# TASK TO CARRY OUT
From the records below, determine the number of lines containing "puter". Output that number alone.

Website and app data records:
------------------------------------------------

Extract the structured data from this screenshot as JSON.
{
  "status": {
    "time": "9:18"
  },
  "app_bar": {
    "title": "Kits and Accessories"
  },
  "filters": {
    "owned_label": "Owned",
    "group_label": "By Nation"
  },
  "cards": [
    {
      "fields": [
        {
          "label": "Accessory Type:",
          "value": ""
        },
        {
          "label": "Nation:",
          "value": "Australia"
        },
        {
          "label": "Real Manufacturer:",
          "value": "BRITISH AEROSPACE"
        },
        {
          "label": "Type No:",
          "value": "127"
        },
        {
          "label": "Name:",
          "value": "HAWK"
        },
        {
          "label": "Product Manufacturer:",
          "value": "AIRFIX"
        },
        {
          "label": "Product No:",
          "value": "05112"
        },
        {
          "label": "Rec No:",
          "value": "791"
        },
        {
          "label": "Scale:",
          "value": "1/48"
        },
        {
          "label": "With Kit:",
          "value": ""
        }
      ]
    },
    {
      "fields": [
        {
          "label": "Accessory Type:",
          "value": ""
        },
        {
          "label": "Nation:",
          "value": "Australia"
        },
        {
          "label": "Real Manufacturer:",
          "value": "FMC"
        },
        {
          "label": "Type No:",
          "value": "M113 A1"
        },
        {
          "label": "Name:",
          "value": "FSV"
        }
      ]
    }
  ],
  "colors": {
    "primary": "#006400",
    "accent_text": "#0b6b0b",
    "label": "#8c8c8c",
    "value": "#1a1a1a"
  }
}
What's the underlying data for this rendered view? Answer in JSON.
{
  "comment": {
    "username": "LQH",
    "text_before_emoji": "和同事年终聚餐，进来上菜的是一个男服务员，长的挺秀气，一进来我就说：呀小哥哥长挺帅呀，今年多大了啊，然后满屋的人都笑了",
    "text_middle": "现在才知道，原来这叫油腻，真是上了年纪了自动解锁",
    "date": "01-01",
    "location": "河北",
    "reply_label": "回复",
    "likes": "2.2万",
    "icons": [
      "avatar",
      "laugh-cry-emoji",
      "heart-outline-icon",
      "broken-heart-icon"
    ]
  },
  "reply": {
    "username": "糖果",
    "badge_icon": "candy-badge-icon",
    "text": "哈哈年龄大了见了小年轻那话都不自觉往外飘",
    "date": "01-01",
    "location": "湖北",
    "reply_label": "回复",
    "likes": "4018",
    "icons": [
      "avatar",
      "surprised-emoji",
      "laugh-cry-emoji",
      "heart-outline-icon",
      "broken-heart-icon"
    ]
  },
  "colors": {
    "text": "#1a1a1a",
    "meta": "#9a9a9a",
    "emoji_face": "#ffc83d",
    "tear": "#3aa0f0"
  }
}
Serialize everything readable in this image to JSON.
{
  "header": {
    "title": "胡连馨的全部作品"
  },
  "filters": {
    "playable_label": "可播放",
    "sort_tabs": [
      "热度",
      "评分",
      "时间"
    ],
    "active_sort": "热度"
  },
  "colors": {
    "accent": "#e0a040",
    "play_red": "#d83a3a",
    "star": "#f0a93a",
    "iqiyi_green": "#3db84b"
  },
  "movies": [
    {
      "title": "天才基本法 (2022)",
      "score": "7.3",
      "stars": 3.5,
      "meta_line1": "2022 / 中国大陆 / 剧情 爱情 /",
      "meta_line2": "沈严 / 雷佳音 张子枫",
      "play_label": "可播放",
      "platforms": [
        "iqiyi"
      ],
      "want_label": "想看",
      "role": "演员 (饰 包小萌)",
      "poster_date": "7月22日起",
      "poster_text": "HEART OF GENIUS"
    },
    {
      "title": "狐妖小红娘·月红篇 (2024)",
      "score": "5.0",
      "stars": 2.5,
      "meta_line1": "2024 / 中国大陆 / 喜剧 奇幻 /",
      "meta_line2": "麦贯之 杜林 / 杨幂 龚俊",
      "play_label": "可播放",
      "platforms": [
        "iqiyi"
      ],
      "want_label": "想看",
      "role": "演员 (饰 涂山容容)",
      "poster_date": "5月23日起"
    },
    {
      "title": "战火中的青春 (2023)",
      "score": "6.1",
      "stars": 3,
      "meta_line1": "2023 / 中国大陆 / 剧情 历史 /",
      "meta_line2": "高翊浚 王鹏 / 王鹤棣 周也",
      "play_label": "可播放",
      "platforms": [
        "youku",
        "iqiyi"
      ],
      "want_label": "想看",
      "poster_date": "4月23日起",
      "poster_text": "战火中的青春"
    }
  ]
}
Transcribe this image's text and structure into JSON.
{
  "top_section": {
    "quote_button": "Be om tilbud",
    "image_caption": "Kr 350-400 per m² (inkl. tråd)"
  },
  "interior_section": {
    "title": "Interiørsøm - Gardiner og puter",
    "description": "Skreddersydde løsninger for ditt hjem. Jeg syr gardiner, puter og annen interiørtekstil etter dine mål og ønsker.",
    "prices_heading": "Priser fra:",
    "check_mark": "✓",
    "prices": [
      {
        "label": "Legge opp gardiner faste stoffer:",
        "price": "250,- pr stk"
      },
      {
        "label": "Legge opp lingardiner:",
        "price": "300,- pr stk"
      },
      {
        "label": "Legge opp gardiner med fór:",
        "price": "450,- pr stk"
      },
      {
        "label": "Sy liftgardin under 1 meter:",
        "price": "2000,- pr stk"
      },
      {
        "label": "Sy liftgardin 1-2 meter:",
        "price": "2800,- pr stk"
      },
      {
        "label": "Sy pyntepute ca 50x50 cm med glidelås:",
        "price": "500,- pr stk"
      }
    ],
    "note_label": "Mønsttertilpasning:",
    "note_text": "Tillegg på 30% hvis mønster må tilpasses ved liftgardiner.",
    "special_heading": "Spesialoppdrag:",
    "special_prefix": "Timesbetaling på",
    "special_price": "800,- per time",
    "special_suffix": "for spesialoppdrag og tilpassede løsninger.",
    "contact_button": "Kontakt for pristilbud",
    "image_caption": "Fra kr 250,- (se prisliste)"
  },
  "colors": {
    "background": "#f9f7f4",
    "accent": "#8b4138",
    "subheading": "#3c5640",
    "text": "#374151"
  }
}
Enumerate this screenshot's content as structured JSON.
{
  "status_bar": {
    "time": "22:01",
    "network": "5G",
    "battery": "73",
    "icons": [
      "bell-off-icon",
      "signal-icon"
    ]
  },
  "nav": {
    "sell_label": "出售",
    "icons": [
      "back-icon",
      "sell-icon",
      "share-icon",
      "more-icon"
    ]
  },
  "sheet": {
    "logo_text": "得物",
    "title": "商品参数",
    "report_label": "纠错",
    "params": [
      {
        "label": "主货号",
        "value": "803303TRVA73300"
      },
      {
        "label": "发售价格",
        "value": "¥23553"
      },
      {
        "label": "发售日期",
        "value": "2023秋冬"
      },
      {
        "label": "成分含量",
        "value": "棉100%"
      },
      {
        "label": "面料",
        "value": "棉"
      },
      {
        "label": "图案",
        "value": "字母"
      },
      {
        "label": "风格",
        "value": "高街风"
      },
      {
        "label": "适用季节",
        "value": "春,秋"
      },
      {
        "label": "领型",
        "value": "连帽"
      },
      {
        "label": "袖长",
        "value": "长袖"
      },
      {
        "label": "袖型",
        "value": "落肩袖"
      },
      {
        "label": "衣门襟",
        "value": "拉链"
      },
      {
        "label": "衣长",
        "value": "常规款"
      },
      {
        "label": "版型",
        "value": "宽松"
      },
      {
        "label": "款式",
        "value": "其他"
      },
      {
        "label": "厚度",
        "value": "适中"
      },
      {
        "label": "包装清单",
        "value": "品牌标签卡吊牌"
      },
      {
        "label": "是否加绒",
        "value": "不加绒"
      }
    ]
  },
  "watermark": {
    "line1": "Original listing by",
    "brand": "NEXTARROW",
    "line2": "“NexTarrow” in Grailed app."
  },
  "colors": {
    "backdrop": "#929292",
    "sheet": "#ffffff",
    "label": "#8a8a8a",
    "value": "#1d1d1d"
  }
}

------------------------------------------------

# SOLUTION
2